What is being asked:
Copy out all of the entries below without any change.

Input for this task:
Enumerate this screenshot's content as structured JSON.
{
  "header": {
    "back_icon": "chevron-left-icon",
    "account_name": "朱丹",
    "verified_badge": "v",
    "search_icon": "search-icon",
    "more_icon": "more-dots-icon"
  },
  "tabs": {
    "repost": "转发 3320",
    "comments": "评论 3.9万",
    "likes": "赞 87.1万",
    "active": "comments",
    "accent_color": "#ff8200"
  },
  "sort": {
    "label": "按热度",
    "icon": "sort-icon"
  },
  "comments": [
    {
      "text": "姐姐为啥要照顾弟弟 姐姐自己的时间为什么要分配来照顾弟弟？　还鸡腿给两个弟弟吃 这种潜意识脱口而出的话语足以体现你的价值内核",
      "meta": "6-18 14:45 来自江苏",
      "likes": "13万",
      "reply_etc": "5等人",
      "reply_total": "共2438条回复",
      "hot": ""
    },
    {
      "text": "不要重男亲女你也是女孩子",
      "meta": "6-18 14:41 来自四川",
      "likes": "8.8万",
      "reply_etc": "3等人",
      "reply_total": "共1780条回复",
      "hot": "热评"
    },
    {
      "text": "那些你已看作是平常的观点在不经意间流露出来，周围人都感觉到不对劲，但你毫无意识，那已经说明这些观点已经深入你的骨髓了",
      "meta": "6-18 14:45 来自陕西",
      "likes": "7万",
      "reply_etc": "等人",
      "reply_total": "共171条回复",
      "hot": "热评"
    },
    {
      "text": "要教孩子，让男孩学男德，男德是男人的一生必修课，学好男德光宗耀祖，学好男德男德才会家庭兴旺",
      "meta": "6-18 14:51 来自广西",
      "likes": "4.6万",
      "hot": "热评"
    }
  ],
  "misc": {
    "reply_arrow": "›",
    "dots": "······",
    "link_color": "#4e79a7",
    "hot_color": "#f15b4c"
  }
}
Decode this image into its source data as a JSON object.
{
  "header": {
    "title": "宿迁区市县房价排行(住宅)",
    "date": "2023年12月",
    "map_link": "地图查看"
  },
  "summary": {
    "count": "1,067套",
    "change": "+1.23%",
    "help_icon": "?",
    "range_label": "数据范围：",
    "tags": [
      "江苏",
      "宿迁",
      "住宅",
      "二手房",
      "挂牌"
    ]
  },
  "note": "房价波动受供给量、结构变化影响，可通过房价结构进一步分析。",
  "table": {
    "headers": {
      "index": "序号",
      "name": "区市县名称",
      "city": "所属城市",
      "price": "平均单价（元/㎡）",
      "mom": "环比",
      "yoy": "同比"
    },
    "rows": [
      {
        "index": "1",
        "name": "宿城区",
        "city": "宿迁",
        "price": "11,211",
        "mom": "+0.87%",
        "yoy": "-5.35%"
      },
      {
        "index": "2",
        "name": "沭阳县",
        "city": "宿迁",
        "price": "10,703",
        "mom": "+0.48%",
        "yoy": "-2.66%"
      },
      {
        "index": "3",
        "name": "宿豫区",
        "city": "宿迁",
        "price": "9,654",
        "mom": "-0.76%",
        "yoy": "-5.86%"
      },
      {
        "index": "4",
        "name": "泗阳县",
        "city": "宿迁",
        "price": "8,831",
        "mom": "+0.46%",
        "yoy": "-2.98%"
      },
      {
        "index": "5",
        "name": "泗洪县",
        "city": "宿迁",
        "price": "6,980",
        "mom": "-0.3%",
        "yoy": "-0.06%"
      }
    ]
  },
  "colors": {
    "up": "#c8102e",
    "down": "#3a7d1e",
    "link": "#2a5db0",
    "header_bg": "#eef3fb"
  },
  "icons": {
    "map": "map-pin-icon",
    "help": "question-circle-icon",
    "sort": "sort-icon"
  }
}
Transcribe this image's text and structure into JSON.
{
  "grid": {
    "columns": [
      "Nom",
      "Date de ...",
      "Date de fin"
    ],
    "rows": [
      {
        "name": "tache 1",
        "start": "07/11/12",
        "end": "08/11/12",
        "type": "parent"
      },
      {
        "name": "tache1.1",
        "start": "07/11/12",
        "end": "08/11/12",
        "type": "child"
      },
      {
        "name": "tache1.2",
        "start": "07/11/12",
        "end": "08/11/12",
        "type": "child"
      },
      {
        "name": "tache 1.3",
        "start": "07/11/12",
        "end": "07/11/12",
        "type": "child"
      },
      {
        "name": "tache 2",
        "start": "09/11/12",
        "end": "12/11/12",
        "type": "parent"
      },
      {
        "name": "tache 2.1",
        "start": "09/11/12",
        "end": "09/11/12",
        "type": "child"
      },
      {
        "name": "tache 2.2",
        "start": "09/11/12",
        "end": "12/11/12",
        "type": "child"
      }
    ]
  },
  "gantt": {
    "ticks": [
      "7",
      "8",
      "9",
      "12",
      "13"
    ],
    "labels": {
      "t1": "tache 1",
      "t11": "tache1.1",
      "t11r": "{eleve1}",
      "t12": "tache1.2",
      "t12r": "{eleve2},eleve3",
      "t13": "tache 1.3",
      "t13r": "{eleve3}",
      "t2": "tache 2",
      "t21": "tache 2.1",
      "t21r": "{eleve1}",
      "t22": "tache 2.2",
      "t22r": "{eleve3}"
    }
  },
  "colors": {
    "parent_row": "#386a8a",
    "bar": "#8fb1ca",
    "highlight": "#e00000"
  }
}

Answer space:
Enumerate this screenshot's content as structured JSON.
{
  "header": {
    "back_icon": "chevron-left-icon",
    "account_name": "朱丹",
    "verified_badge": "v",
    "search_icon": "search-icon",
    "more_icon": "more-dots-icon"
  },
  "tabs": {
    "repost": "转发 3320",
    "comments": "评论 3.9万",
    "likes": "赞 87.1万",
    "active": "comments",
    "accent_color": "#ff8200"
  },
  "sort": {
    "label": "按热度",
    "icon": "sort-icon"
  },
  "comments": [
    {
      "text": "姐姐为啥要照顾弟弟 姐姐自己的时间为什么要分配来照顾弟弟？　还鸡腿给两个弟弟吃 这种潜意识脱口而出的话语足以体现你的价值内核",
      "meta": "6-18 14:45 来自江苏",
      "likes": "13万",
      "reply_etc": "5等人",
      "reply_total": "共2438条回复",
      "hot": ""
    },
    {
      "text": "不要重男亲女你也是女孩子",
      "meta": "6-18 14:41 来自四川",
      "likes": "8.8万",
      "reply_etc": "3等人",
      "reply_total": "共1780条回复",
      "hot": "热评"
    },
    {
      "text": "那些你已看作是平常的观点在不经意间流露出来，周围人都感觉到不对劲，但你毫无意识，那已经说明这些观点已经深入你的骨髓了",
      "meta": "6-18 14:45 来自陕西",
      "likes": "7万",
      "reply_etc": "等人",
      "reply_total": "共171条回复",
      "hot": "热评"
    },
    {
      "text": "要教孩子，让男孩学男德，男德是男人的一生必修课，学好男德光宗耀祖，学好男德男德才会家庭兴旺",
      "meta": "6-18 14:51 来自广西",
      "likes": "4.6万",
      "hot": "热评"
    }
  ],
  "misc": {
    "reply_arrow": "›",
    "dots": "······",
    "link_color": "#4e79a7",
    "hot_color": "#f15b4c"
  }
}
Decode this image into its source data as a JSON object.
{
  "header": {
    "title": "宿迁区市县房价排行(住宅)",
    "date": "2023年12月",
    "map_link": "地图查看"
  },
  "summary": {
    "count": "1,067套",
    "change": "+1.23%",
    "help_icon": "?",
    "range_label": "数据范围：",
    "tags": [
      "江苏",
      "宿迁",
      "住宅",
      "二手房",
      "挂牌"
    ]
  },
  "note": "房价波动受供给量、结构变化影响，可通过房价结构进一步分析。",
  "table": {
    "headers": {
      "index": "序号",
      "name": "区市县名称",
      "city": "所属城市",
      "price": "平均单价（元/㎡）",
      "mom": "环比",
      "yoy": "同比"
    },
    "rows": [
      {
        "index": "1",
        "name": "宿城区",
        "city": "宿迁",
        "price": "11,211",
        "mom": "+0.87%",
        "yoy": "-5.35%"
      },
      {
        "index": "2",
        "name": "沭阳县",
        "city": "宿迁",
        "price": "10,703",
        "mom": "+0.48%",
        "yoy": "-2.66%"
      },
      {
        "index": "3",
        "name": "宿豫区",
        "city": "宿迁",
        "price": "9,654",
        "mom": "-0.76%",
        "yoy": "-5.86%"
      },
      {
        "index": "4",
        "name": "泗阳县",
        "city": "宿迁",
        "price": "8,831",
        "mom": "+0.46%",
        "yoy": "-2.98%"
      },
      {
        "index": "5",
        "name": "泗洪县",
        "city": "宿迁",
        "price": "6,980",
        "mom": "-0.3%",
        "yoy": "-0.06%"
      }
    ]
  },
  "colors": {
    "up": "#c8102e",
    "down": "#3a7d1e",
    "link": "#2a5db0",
    "header_bg": "#eef3fb"
  },
  "icons": {
    "map": "map-pin-icon",
    "help": "question-circle-icon",
    "sort": "sort-icon"
  }
}
Transcribe this image's text and structure into JSON.
{
  "grid": {
    "columns": [
      "Nom",
      "Date de ...",
      "Date de fin"
    ],
    "rows": [
      {
        "name": "tache 1",
        "start": "07/11/12",
        "end": "08/11/12",
        "type": "parent"
      },
      {
        "name": "tache1.1",
        "start": "07/11/12",
        "end": "08/11/12",
        "type": "child"
      },
      {
        "name": "tache1.2",
        "start": "07/11/12",
        "end": "08/11/12",
        "type": "child"
      },
      {
        "name": "tache 1.3",
        "start": "07/11/12",
        "end": "07/11/12",
        "type": "child"
      },
      {
        "name": "tache 2",
        "start": "09/11/12",
        "end": "12/11/12",
        "type": "parent"
      },
      {
        "name": "tache 2.1",
        "start": "09/11/12",
        "end": "09/11/12",
        "type": "child"
      },
      {
        "name": "tache 2.2",
        "start": "09/11/12",
        "end": "12/11/12",
        "type": "child"
      }
    ]
  },
  "gantt": {
    "ticks": [
      "7",
      "8",
      "9",
      "12",
      "13"
    ],
    "labels": {
      "t1": "tache 1",
      "t11": "tache1.1",
      "t11r": "{eleve1}",
      "t12": "tache1.2",
      "t12r": "{eleve2},eleve3",
      "t13": "tache 1.3",
      "t13r": "{eleve3}",
      "t2": "tache 2",
      "t21": "tache 2.1",
      "t21r": "{eleve1}",
      "t22": "tache 2.2",
      "t22r": "{eleve3}"
    }
  },
  "colors": {
    "parent_row": "#386a8a",
    "bar": "#8fb1ca",
    "highlight": "#e00000"
  }
}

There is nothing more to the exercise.